**What to work on**
Using the records below, locate all lines containing "check" and return them.

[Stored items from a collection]
○ ○ ○ ○ ○
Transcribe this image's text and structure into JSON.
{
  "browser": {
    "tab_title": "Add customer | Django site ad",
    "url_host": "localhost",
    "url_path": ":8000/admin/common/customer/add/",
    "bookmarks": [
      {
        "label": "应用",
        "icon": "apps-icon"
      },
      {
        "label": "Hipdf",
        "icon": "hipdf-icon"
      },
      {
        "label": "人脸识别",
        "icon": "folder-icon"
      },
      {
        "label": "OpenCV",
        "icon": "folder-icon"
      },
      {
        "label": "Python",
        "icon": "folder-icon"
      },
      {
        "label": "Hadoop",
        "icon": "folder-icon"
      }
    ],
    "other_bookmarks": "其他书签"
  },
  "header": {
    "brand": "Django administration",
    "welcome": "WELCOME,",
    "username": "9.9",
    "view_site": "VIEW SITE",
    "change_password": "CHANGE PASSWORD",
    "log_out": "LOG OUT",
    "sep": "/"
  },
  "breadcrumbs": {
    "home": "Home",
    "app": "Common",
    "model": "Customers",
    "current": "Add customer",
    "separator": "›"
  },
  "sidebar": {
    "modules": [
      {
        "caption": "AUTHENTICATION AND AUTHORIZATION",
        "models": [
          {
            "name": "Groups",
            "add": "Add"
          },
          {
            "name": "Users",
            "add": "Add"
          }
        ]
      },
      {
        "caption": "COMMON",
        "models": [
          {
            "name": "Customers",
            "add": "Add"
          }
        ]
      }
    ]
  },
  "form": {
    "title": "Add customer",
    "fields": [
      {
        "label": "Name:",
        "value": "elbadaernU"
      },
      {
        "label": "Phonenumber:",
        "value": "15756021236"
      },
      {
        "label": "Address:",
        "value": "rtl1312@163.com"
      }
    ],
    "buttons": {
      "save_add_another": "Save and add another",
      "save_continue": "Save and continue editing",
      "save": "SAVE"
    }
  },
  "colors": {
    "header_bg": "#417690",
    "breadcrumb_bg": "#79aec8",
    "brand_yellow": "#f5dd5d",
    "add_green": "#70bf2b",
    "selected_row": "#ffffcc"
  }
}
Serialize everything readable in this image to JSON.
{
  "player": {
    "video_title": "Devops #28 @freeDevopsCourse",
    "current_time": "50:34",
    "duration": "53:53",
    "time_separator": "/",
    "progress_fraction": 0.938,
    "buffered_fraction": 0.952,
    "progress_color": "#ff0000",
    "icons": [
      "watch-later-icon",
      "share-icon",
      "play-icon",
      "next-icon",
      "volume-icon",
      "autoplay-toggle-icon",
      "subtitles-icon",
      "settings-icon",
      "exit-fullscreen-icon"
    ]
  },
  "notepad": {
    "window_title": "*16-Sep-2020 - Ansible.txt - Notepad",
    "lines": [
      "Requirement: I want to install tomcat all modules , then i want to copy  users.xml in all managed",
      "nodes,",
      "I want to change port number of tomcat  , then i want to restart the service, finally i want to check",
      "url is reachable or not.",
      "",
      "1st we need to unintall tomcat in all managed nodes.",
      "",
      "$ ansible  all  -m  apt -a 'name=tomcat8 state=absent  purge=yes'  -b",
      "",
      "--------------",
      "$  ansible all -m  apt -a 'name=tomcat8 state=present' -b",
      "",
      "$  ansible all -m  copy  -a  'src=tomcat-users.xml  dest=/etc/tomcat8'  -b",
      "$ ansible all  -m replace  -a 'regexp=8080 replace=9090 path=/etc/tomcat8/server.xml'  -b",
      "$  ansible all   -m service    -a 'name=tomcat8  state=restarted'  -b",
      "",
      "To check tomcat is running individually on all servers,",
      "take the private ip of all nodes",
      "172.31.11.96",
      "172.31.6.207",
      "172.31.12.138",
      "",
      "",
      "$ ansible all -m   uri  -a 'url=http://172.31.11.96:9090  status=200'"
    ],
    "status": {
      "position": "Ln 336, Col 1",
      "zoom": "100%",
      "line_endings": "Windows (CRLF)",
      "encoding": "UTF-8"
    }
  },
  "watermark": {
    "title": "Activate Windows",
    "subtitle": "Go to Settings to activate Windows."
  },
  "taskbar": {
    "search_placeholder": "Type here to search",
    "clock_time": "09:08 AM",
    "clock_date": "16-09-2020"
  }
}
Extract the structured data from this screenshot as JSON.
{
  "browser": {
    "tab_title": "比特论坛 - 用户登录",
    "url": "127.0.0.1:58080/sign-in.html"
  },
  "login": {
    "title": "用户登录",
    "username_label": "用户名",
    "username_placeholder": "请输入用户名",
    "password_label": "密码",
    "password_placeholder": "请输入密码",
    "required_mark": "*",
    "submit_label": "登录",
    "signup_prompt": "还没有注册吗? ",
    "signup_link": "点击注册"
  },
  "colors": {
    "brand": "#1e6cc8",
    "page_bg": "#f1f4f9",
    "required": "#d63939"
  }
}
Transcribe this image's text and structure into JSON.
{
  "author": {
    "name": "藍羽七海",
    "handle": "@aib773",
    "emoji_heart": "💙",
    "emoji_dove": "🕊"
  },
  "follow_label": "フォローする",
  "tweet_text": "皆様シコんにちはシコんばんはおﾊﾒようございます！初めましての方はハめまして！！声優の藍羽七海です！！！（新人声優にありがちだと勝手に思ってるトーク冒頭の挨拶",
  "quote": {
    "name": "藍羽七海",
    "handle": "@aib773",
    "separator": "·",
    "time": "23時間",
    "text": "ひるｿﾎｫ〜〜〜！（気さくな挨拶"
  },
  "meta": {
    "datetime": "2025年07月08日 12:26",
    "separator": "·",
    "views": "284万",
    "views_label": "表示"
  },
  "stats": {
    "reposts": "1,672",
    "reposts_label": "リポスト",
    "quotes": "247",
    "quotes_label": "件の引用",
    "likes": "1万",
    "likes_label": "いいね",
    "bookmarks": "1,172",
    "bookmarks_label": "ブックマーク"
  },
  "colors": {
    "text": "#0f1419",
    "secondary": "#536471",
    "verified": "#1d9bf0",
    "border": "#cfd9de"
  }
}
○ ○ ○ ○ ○
**Solution to the exercise**
      "I want to change port number of tomcat  , then i want to restart the service, finally i want to check",
      "To check tomcat is running individually on all servers,",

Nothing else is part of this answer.